_TASK TO CARRY OUT:_ Drop the pictures and repeat the remaining data exactly.

----- DATA FOR REVIEW -----

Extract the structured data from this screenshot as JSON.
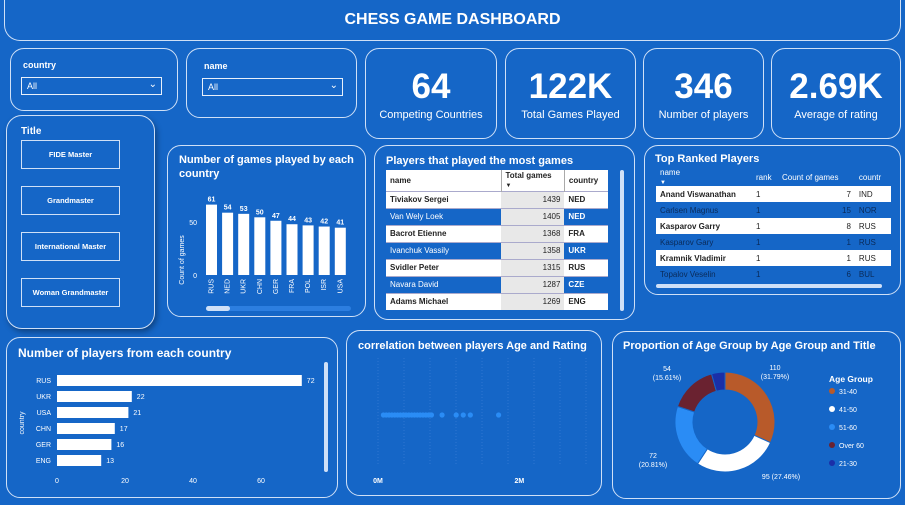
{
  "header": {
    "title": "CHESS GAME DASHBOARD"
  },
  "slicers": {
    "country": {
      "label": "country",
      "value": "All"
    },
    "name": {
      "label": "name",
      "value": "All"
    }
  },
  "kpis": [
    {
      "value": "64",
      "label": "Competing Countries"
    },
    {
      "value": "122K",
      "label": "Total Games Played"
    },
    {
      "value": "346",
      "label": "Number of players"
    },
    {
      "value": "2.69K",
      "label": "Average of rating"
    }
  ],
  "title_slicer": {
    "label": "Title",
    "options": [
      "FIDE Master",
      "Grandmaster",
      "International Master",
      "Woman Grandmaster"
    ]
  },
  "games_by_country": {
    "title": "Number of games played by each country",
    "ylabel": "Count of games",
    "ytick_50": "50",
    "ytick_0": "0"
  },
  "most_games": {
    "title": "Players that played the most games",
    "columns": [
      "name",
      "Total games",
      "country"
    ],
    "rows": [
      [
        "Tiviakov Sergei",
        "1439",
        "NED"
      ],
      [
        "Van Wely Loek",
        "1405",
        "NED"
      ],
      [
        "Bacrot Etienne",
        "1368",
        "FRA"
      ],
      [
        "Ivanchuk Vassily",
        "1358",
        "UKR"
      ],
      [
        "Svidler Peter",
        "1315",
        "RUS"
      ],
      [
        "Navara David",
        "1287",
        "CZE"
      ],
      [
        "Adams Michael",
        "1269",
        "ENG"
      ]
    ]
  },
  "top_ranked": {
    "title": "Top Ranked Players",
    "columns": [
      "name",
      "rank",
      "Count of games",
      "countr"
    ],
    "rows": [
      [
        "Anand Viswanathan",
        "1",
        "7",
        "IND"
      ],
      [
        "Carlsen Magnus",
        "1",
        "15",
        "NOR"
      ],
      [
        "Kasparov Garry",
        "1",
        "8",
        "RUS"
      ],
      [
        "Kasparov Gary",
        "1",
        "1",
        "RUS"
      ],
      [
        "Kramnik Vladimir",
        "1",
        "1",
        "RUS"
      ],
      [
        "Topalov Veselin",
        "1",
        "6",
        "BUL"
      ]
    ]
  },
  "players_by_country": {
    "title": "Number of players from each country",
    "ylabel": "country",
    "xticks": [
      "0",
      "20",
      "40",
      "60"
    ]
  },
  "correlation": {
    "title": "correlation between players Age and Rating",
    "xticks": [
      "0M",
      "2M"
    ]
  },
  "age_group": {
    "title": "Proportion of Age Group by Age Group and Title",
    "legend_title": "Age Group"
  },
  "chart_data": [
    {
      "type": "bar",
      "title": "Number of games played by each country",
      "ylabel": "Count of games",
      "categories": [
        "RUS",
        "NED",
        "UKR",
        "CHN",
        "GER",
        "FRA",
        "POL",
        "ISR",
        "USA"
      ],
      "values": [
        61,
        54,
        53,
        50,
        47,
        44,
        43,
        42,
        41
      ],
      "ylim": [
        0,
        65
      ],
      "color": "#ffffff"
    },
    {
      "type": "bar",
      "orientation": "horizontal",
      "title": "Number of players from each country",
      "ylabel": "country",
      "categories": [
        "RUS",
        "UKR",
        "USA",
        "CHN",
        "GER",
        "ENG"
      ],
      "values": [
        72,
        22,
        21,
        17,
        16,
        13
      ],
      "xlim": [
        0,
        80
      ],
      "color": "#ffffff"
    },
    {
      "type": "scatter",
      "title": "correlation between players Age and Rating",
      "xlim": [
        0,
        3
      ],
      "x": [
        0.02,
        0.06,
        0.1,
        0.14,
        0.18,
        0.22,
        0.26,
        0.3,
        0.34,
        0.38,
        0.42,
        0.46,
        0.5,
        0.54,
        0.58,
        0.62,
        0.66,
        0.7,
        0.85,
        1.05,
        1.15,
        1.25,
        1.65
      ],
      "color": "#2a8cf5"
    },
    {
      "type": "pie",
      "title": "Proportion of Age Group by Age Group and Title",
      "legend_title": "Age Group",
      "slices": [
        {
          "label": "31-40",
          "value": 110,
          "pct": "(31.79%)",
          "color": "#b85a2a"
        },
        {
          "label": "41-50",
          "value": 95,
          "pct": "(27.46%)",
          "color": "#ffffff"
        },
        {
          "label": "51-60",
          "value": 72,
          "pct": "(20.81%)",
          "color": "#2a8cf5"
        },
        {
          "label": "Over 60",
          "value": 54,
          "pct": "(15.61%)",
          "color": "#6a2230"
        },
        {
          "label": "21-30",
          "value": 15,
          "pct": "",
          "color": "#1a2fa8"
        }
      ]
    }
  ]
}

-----

_RESPONSE TO THIS EXERCISE:_
Extract the structured data from this screenshot as JSON.
{
  "header": {
    "title": "CHESS GAME DASHBOARD"
  },
  "slicers": {
    "country": {
      "label": "country",
      "value": "All"
    },
    "name": {
      "label": "name",
      "value": "All"
    }
  },
  "kpis": [
    {
      "value": "64",
      "label": "Competing Countries"
    },
    {
      "value": "122K",
      "label": "Total Games Played"
    },
    {
      "value": "346",
      "label": "Number of players"
    },
    {
      "value": "2.69K",
      "label": "Average of rating"
    }
  ],
  "title_slicer": {
    "label": "Title",
    "options": [
      "FIDE Master",
      "Grandmaster",
      "International Master",
      "Woman Grandmaster"
    ]
  },
  "games_by_country": {
    "title": "Number of games played by each country",
    "ylabel": "Count of games",
    "ytick_50": "50",
    "ytick_0": "0"
  },
  "most_games": {
    "title": "Players that played the most games",
    "columns": [
      "name",
      "Total games",
      "country"
    ],
    "rows": [
      [
        "Tiviakov Sergei",
        "1439",
        "NED"
      ],
      [
        "Van Wely Loek",
        "1405",
        "NED"
      ],
      [
        "Bacrot Etienne",
        "1368",
        "FRA"
      ],
      [
        "Ivanchuk Vassily",
        "1358",
        "UKR"
      ],
      [
        "Svidler Peter",
        "1315",
        "RUS"
      ],
      [
        "Navara David",
        "1287",
        "CZE"
      ],
      [
        "Adams Michael",
        "1269",
        "ENG"
      ]
    ]
  },
  "top_ranked": {
    "title": "Top Ranked Players",
    "columns": [
      "name",
      "rank",
      "Count of games",
      "countr"
    ],
    "rows": [
      [
        "Anand Viswanathan",
        "1",
        "7",
        "IND"
      ],
      [
        "Carlsen Magnus",
        "1",
        "15",
        "NOR"
      ],
      [
        "Kasparov Garry",
        "1",
        "8",
        "RUS"
      ],
      [
        "Kasparov Gary",
        "1",
        "1",
        "RUS"
      ],
      [
        "Kramnik Vladimir",
        "1",
        "1",
        "RUS"
      ],
      [
        "Topalov Veselin",
        "1",
        "6",
        "BUL"
      ]
    ]
  },
  "players_by_country": {
    "title": "Number of players from each country",
    "ylabel": "country",
    "xticks": [
      "0",
      "20",
      "40",
      "60"
    ]
  },
  "correlation": {
    "title": "correlation between players Age and Rating",
    "xticks": [
      "0M",
      "2M"
    ]
  },
  "age_group": {
    "title": "Proportion of Age Group by Age Group and Title",
    "legend_title": "Age Group"
  },
  "chart_data": [
    {
      "type": "bar",
      "title": "Number of games played by each country",
      "ylabel": "Count of games",
      "categories": [
        "RUS",
        "NED",
        "UKR",
        "CHN",
        "GER",
        "FRA",
        "POL",
        "ISR",
        "USA"
      ],
      "values": [
        61,
        54,
        53,
        50,
        47,
        44,
        43,
        42,
        41
      ],
      "ylim": [
        0,
        65
      ],
      "color": "#ffffff"
    },
    {
      "type": "bar",
      "orientation": "horizontal",
      "title": "Number of players from each country",
      "ylabel": "country",
      "categories": [
        "RUS",
        "UKR",
        "USA",
        "CHN",
        "GER",
        "ENG"
      ],
      "values": [
        72,
        22,
        21,
        17,
        16,
        13
      ],
      "xlim": [
        0,
        80
      ],
      "color": "#ffffff"
    },
    {
      "type": "scatter",
      "title": "correlation between players Age and Rating",
      "xlim": [
        0,
        3
      ],
      "x": [
        0.02,
        0.06,
        0.1,
        0.14,
        0.18,
        0.22,
        0.26,
        0.3,
        0.34,
        0.38,
        0.42,
        0.46,
        0.5,
        0.54,
        0.58,
        0.62,
        0.66,
        0.7,
        0.85,
        1.05,
        1.15,
        1.25,
        1.65
      ],
      "color": "#2a8cf5"
    },
    {
      "type": "pie",
      "title": "Proportion of Age Group by Age Group and Title",
      "legend_title": "Age Group",
      "slices": [
        {
          "label": "31-40",
          "value": 110,
          "pct": "(31.79%)",
          "color": "#b85a2a"
        },
        {
          "label": "41-50",
          "value": 95,
          "pct": "(27.46%)",
          "color": "#ffffff"
        },
        {
          "label": "51-60",
          "value": 72,
          "pct": "(20.81%)",
          "color": "#2a8cf5"
        },
        {
          "label": "Over 60",
          "value": 54,
          "pct": "(15.61%)",
          "color": "#6a2230"
        },
        {
          "label": "21-30",
          "value": 15,
          "pct": "",
          "color": "#1a2fa8"
        }
      ]
    }
  ]
}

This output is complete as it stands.